Go through the entries below and collect each line with the string "icon" in it.

[[ DATA SHOWN open ]]

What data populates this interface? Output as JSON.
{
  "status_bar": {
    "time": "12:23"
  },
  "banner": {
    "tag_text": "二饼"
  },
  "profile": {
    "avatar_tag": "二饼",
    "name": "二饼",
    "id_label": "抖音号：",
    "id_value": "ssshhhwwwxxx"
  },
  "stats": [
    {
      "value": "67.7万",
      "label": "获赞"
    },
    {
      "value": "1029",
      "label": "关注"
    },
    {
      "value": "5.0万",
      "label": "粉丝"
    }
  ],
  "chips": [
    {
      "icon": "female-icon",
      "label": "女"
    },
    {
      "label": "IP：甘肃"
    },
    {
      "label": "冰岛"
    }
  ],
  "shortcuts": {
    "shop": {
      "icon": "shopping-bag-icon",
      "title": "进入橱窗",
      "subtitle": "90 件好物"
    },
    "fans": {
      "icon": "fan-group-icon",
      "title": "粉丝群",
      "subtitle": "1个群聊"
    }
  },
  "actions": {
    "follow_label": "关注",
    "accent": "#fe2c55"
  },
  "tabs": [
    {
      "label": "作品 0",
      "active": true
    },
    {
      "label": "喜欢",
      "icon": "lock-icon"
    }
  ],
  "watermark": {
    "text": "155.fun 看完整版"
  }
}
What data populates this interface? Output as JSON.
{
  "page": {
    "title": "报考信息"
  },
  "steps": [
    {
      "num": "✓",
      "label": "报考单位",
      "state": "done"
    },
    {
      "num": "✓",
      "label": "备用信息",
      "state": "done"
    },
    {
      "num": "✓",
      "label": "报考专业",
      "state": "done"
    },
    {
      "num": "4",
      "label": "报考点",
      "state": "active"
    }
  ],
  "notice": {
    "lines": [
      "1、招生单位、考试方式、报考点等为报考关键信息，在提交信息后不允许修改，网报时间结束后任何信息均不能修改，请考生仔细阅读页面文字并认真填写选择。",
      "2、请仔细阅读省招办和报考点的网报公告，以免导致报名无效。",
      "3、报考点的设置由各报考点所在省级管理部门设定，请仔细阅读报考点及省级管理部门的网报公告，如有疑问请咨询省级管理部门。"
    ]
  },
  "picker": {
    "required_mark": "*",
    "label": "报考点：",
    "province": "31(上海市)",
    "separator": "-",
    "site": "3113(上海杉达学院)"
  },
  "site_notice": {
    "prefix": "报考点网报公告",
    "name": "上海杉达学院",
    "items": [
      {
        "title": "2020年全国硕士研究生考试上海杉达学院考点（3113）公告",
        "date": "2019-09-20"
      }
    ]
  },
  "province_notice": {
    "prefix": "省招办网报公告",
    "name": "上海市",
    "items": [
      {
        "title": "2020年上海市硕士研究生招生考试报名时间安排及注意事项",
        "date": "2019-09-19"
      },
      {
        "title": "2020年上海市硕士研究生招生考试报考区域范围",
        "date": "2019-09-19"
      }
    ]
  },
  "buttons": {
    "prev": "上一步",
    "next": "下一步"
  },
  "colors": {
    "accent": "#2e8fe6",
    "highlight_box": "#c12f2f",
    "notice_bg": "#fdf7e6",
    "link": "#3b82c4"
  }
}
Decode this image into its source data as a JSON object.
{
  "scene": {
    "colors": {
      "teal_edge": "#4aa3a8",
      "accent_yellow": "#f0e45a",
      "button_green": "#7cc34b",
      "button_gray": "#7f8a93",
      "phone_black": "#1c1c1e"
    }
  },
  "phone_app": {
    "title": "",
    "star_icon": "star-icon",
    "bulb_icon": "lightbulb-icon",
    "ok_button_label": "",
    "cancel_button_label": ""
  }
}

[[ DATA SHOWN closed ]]

• [TASK OUTPUT]
      "icon": "female-icon",
      "icon": "shopping-bag-icon",
      "icon": "fan-group-icon",
      "icon": "lock-icon"
    "star_icon": "star-icon",
    "bulb_icon": "lightbulb-icon",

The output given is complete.